[Recorded data]
○ ○ ○

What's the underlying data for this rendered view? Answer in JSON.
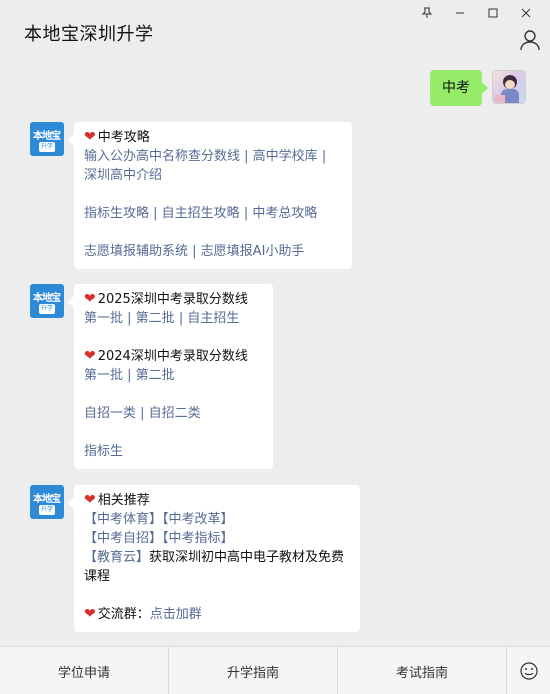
{
  "header": {
    "title": "本地宝深圳升学"
  },
  "chat": {
    "mine": {
      "text": "中考"
    },
    "msg1": {
      "logo_text1": "本地宝",
      "logo_text2": "升学",
      "heading": "中考攻略",
      "links_a": [
        "输入公办高中名称查分数线",
        "高中学校库"
      ],
      "link_a3": "深圳高中介绍",
      "links_b": [
        "指标生攻略",
        "自主招生攻略",
        "中考总攻略"
      ],
      "links_c": [
        "志愿填报辅助系统",
        "志愿填报AI小助手"
      ]
    },
    "msg2": {
      "heading1": "2025深圳中考录取分数线",
      "links1": [
        "第一批",
        "第二批",
        "自主招生"
      ],
      "heading2": "2024深圳中考录取分数线",
      "links2": [
        "第一批",
        "第二批"
      ],
      "links3": [
        "自招一类",
        "自招二类"
      ],
      "link4": "指标生"
    },
    "msg3": {
      "heading": "相关推荐",
      "row1": [
        "【中考体育】",
        "【中考改革】"
      ],
      "row2": [
        "【中考自招】",
        "【中考指标】"
      ],
      "row3_link": "【教育云】",
      "row3_text": "获取深圳初中高中电子教材及免费课程",
      "group_label": "交流群：",
      "group_link": "点击加群"
    }
  },
  "menu": {
    "items": [
      "学位申请",
      "升学指南",
      "考试指南"
    ]
  },
  "colors": {
    "link": "#576b95",
    "mine_bubble": "#95ec69",
    "heart": "#d8302f",
    "logo": "#2d8ad7"
  }
}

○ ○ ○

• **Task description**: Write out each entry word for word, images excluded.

• **Solution to the exercise**:
What's the underlying data for this rendered view? Answer in JSON.
{
  "header": {
    "title": "本地宝深圳升学"
  },
  "chat": {
    "mine": {
      "text": "中考"
    },
    "msg1": {
      "logo_text1": "本地宝",
      "logo_text2": "升学",
      "heading": "中考攻略",
      "links_a": [
        "输入公办高中名称查分数线",
        "高中学校库"
      ],
      "link_a3": "深圳高中介绍",
      "links_b": [
        "指标生攻略",
        "自主招生攻略",
        "中考总攻略"
      ],
      "links_c": [
        "志愿填报辅助系统",
        "志愿填报AI小助手"
      ]
    },
    "msg2": {
      "heading1": "2025深圳中考录取分数线",
      "links1": [
        "第一批",
        "第二批",
        "自主招生"
      ],
      "heading2": "2024深圳中考录取分数线",
      "links2": [
        "第一批",
        "第二批"
      ],
      "links3": [
        "自招一类",
        "自招二类"
      ],
      "link4": "指标生"
    },
    "msg3": {
      "heading": "相关推荐",
      "row1": [
        "【中考体育】",
        "【中考改革】"
      ],
      "row2": [
        "【中考自招】",
        "【中考指标】"
      ],
      "row3_link": "【教育云】",
      "row3_text": "获取深圳初中高中电子教材及免费课程",
      "group_label": "交流群：",
      "group_link": "点击加群"
    }
  },
  "menu": {
    "items": [
      "学位申请",
      "升学指南",
      "考试指南"
    ]
  },
  "colors": {
    "link": "#576b95",
    "mine_bubble": "#95ec69",
    "heart": "#d8302f",
    "logo": "#2d8ad7"
  }
}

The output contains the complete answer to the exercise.